- **EXERCISE**
What is needed is a word-for-word copy of all the entries, minus the pictures.

(Dataset rows for apps and sites)
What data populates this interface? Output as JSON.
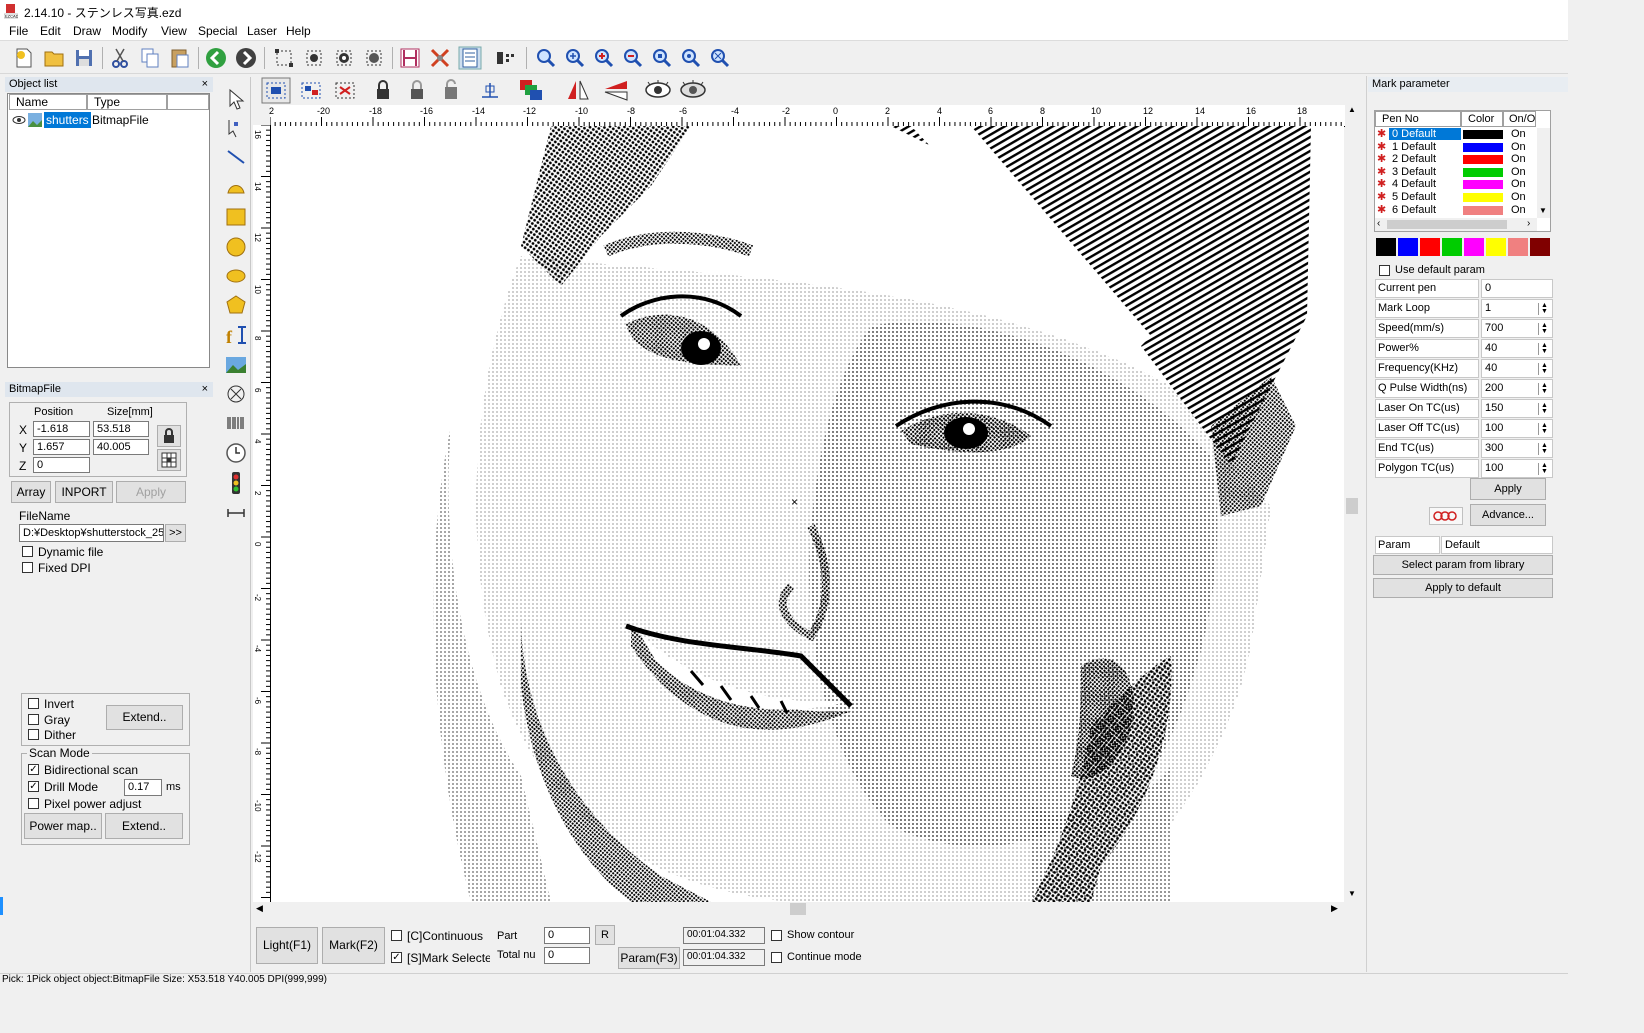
{
  "window": {
    "title": "2.14.10 - ステンレス写真.ezd"
  },
  "menu": [
    "File",
    "Edit",
    "Draw",
    "Modify",
    "View",
    "Special",
    "Laser",
    "Help"
  ],
  "toolbar_icons": [
    "new-file-icon",
    "open-folder-icon",
    "save-icon",
    "cut-icon",
    "copy-icon",
    "paste-icon",
    "back-icon",
    "forward-icon",
    "select-nodes-icon",
    "select-group-icon",
    "select-all-icon",
    "select-invert-icon",
    "hatch-icon",
    "tools-icon",
    "edit-list-icon",
    "barcode-settings-icon",
    "zoom-icon",
    "zoom-in-icon",
    "zoom-plus-icon",
    "zoom-out-icon",
    "zoom-fit-icon",
    "zoom-selected-icon",
    "zoom-all-icon"
  ],
  "object_list": {
    "title": "Object list",
    "close": "×",
    "columns": [
      "Name",
      "Type"
    ],
    "items": [
      {
        "name": "shutters",
        "type": "BitmapFile"
      }
    ]
  },
  "bitmap_panel": {
    "title": "BitmapFile",
    "close": "×",
    "position_label": "Position",
    "size_label": "Size[mm]",
    "x_label": "X",
    "y_label": "Y",
    "z_label": "Z",
    "x": "-1.618",
    "y": "1.657",
    "z": "0",
    "size_x": "53.518",
    "size_y": "40.005",
    "array_btn": "Array",
    "inport_btn": "INPORT",
    "apply_btn": "Apply",
    "filename_label": "FileName",
    "filename": "D:¥Desktop¥shutterstock_25",
    "browse_btn": ">>",
    "dynamic_file": "Dynamic file",
    "fixed_dpi": "Fixed DPI",
    "invert": "Invert",
    "gray": "Gray",
    "dither": "Dither",
    "extend_btn": "Extend..",
    "scan_mode": "Scan Mode",
    "bidirectional": "Bidirectional scan",
    "drill_mode": "Drill Mode",
    "drill_value": "0.17",
    "drill_unit": "ms",
    "pixel_power": "Pixel power adjust",
    "power_map_btn": "Power map..",
    "extend2_btn": "Extend.."
  },
  "ruler_h": [
    "2",
    "-20",
    "-18",
    "-16",
    "-14",
    "-12",
    "-10",
    "-8",
    "-6",
    "-4",
    "-2",
    "0",
    "2",
    "4",
    "6",
    "8",
    "10",
    "12",
    "14",
    "16",
    "18"
  ],
  "ruler_v": [
    "16",
    "14",
    "12",
    "10",
    "8",
    "6",
    "4",
    "2",
    "0",
    "-2",
    "-4",
    "-6",
    "-8",
    "-10",
    "-12",
    "-14"
  ],
  "mark_param": {
    "title": "Mark parameter",
    "columns": [
      "Pen No",
      "Color",
      "On/O"
    ],
    "pens": [
      {
        "no": "0 Default",
        "color": "#000000",
        "on": "On"
      },
      {
        "no": "1 Default",
        "color": "#0000ff",
        "on": "On"
      },
      {
        "no": "2 Default",
        "color": "#ff0000",
        "on": "On"
      },
      {
        "no": "3 Default",
        "color": "#00cc00",
        "on": "On"
      },
      {
        "no": "4 Default",
        "color": "#ff00ff",
        "on": "On"
      },
      {
        "no": "5 Default",
        "color": "#ffff00",
        "on": "On"
      },
      {
        "no": "6 Default",
        "color": "#f08080",
        "on": "On"
      }
    ],
    "swatches": [
      "#000000",
      "#0000ff",
      "#ff0000",
      "#00cc00",
      "#ff00ff",
      "#ffff00",
      "#f08080",
      "#800000"
    ],
    "use_default": "Use default param",
    "params": [
      {
        "label": "Current pen",
        "value": "0",
        "spin": false
      },
      {
        "label": "Mark Loop",
        "value": "1",
        "spin": true
      },
      {
        "label": "Speed(mm/s)",
        "value": "700",
        "spin": true
      },
      {
        "label": "Power%",
        "value": "40",
        "spin": true
      },
      {
        "label": "Frequency(KHz)",
        "value": "40",
        "spin": true
      },
      {
        "label": "Q Pulse Width(ns)",
        "value": "200",
        "spin": true
      },
      {
        "label": "Laser On TC(us)",
        "value": "150",
        "spin": true
      },
      {
        "label": "Laser Off TC(us)",
        "value": "100",
        "spin": true
      },
      {
        "label": "End TC(us)",
        "value": "300",
        "spin": true
      },
      {
        "label": "Polygon TC(us)",
        "value": "100",
        "spin": true
      }
    ],
    "apply_btn": "Apply",
    "advance_btn": "Advance...",
    "param_name_label": "Param name",
    "param_name_value": "Default",
    "select_library_btn": "Select param from library",
    "apply_default_btn": "Apply to default"
  },
  "bottom": {
    "light_btn": "Light(F1)",
    "mark_btn": "Mark(F2)",
    "continuous": "[C]Continuous",
    "mark_selected": "[S]Mark Selectec",
    "part_label": "Part",
    "part_value": "0",
    "r_btn": "R",
    "total_label": "Total nu",
    "total_value": "0",
    "param_btn": "Param(F3)",
    "time1": "00:01:04.332",
    "time2": "00:01:04.332",
    "show_contour": "Show contour",
    "continue_mode": "Continue mode"
  },
  "status": "Pick: 1Pick object object:BitmapFile Size: X53.518 Y40.005 DPI(999,999)"
}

- **EXERCISE OUTPUT**
What data populates this interface? Output as JSON.
{
  "window": {
    "title": "2.14.10 - ステンレス写真.ezd"
  },
  "menu": [
    "File",
    "Edit",
    "Draw",
    "Modify",
    "View",
    "Special",
    "Laser",
    "Help"
  ],
  "toolbar_icons": [
    "new-file-icon",
    "open-folder-icon",
    "save-icon",
    "cut-icon",
    "copy-icon",
    "paste-icon",
    "back-icon",
    "forward-icon",
    "select-nodes-icon",
    "select-group-icon",
    "select-all-icon",
    "select-invert-icon",
    "hatch-icon",
    "tools-icon",
    "edit-list-icon",
    "barcode-settings-icon",
    "zoom-icon",
    "zoom-in-icon",
    "zoom-plus-icon",
    "zoom-out-icon",
    "zoom-fit-icon",
    "zoom-selected-icon",
    "zoom-all-icon"
  ],
  "object_list": {
    "title": "Object list",
    "close": "×",
    "columns": [
      "Name",
      "Type"
    ],
    "items": [
      {
        "name": "shutters",
        "type": "BitmapFile"
      }
    ]
  },
  "bitmap_panel": {
    "title": "BitmapFile",
    "close": "×",
    "position_label": "Position",
    "size_label": "Size[mm]",
    "x_label": "X",
    "y_label": "Y",
    "z_label": "Z",
    "x": "-1.618",
    "y": "1.657",
    "z": "0",
    "size_x": "53.518",
    "size_y": "40.005",
    "array_btn": "Array",
    "inport_btn": "INPORT",
    "apply_btn": "Apply",
    "filename_label": "FileName",
    "filename": "D:¥Desktop¥shutterstock_25",
    "browse_btn": ">>",
    "dynamic_file": "Dynamic file",
    "fixed_dpi": "Fixed DPI",
    "invert": "Invert",
    "gray": "Gray",
    "dither": "Dither",
    "extend_btn": "Extend..",
    "scan_mode": "Scan Mode",
    "bidirectional": "Bidirectional scan",
    "drill_mode": "Drill Mode",
    "drill_value": "0.17",
    "drill_unit": "ms",
    "pixel_power": "Pixel power adjust",
    "power_map_btn": "Power map..",
    "extend2_btn": "Extend.."
  },
  "ruler_h": [
    "2",
    "-20",
    "-18",
    "-16",
    "-14",
    "-12",
    "-10",
    "-8",
    "-6",
    "-4",
    "-2",
    "0",
    "2",
    "4",
    "6",
    "8",
    "10",
    "12",
    "14",
    "16",
    "18"
  ],
  "ruler_v": [
    "16",
    "14",
    "12",
    "10",
    "8",
    "6",
    "4",
    "2",
    "0",
    "-2",
    "-4",
    "-6",
    "-8",
    "-10",
    "-12",
    "-14"
  ],
  "mark_param": {
    "title": "Mark parameter",
    "columns": [
      "Pen No",
      "Color",
      "On/O"
    ],
    "pens": [
      {
        "no": "0 Default",
        "color": "#000000",
        "on": "On"
      },
      {
        "no": "1 Default",
        "color": "#0000ff",
        "on": "On"
      },
      {
        "no": "2 Default",
        "color": "#ff0000",
        "on": "On"
      },
      {
        "no": "3 Default",
        "color": "#00cc00",
        "on": "On"
      },
      {
        "no": "4 Default",
        "color": "#ff00ff",
        "on": "On"
      },
      {
        "no": "5 Default",
        "color": "#ffff00",
        "on": "On"
      },
      {
        "no": "6 Default",
        "color": "#f08080",
        "on": "On"
      }
    ],
    "swatches": [
      "#000000",
      "#0000ff",
      "#ff0000",
      "#00cc00",
      "#ff00ff",
      "#ffff00",
      "#f08080",
      "#800000"
    ],
    "use_default": "Use default param",
    "params": [
      {
        "label": "Current pen",
        "value": "0",
        "spin": false
      },
      {
        "label": "Mark Loop",
        "value": "1",
        "spin": true
      },
      {
        "label": "Speed(mm/s)",
        "value": "700",
        "spin": true
      },
      {
        "label": "Power%",
        "value": "40",
        "spin": true
      },
      {
        "label": "Frequency(KHz)",
        "value": "40",
        "spin": true
      },
      {
        "label": "Q Pulse Width(ns)",
        "value": "200",
        "spin": true
      },
      {
        "label": "Laser On TC(us)",
        "value": "150",
        "spin": true
      },
      {
        "label": "Laser Off TC(us)",
        "value": "100",
        "spin": true
      },
      {
        "label": "End TC(us)",
        "value": "300",
        "spin": true
      },
      {
        "label": "Polygon TC(us)",
        "value": "100",
        "spin": true
      }
    ],
    "apply_btn": "Apply",
    "advance_btn": "Advance...",
    "param_name_label": "Param name",
    "param_name_value": "Default",
    "select_library_btn": "Select param from library",
    "apply_default_btn": "Apply to default"
  },
  "bottom": {
    "light_btn": "Light(F1)",
    "mark_btn": "Mark(F2)",
    "continuous": "[C]Continuous",
    "mark_selected": "[S]Mark Selectec",
    "part_label": "Part",
    "part_value": "0",
    "r_btn": "R",
    "total_label": "Total nu",
    "total_value": "0",
    "param_btn": "Param(F3)",
    "time1": "00:01:04.332",
    "time2": "00:01:04.332",
    "show_contour": "Show contour",
    "continue_mode": "Continue mode"
  },
  "status": "Pick: 1Pick object object:BitmapFile Size: X53.518 Y40.005 DPI(999,999)"
}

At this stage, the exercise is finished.